“I predict that we are about to see a generational shift, a wave of alumni influence in various leadership capacities in the foster care system,” said Hank Marotske, a former foster youth, in an op-ed for the magazine Foster Focus. Marotske is the director of development for PATH Inc., a multi-state provider of treatment foster care.
When he set out to join DCFS, Johnson had to give up his role as a foster parent to prevent conflict of interest, but his former foster kids continue to rely on him. Many have come back to live with him at various times as adults — one has been living at Johnson’s house for the past six years, and his girlfriend lives there, too — and Johnson couldn’t be more thrilled about his new set up.
“I had a house full for 14 years,” he says. “That empty nest syndrome is real!”
Johnson’s baby sister also lives with him, along with her son. When Johnson was a teen, she’d been sent to live with her father’s family in Boston. The two lost contact for nearly 30 years, but were reunited after Johnson hired a private detective to track her down.
Johnson’s younger brother had gone to live with his father, too, instead of entering foster care. “He got caught up in gang-banging,” Johnson says.

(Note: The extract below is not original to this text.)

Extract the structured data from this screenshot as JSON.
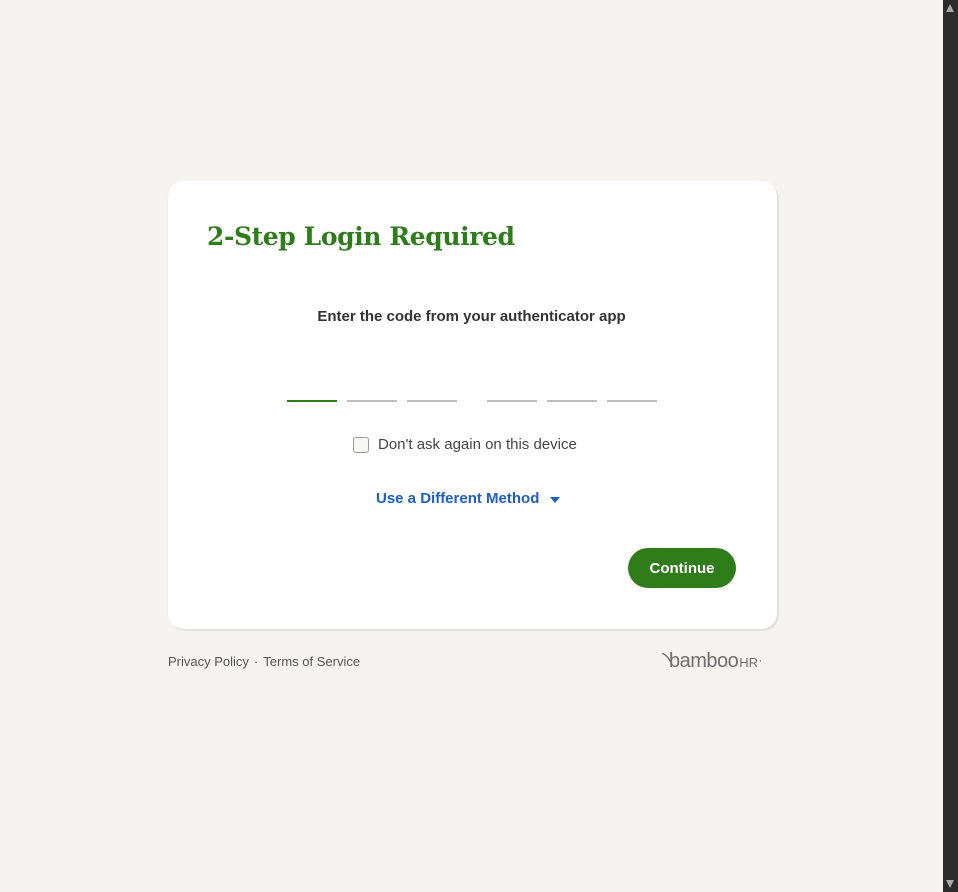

His brother was killed by L.A. Police Department officers in 2011. He had been unarmed, but on drugs, when police fatally used a Taser against him, Johnson said.
Hayden, who Johnson now refers to as his godmother, bursts with pride for what he’s made of his life. Between the career he excels at to the open, welcoming home he’s built and the nebulous family who depends on him — she loves to brag on his accomplishments.
“For a kid that was abandoned, he just went on. He didn’t look back at that,” Hayden says.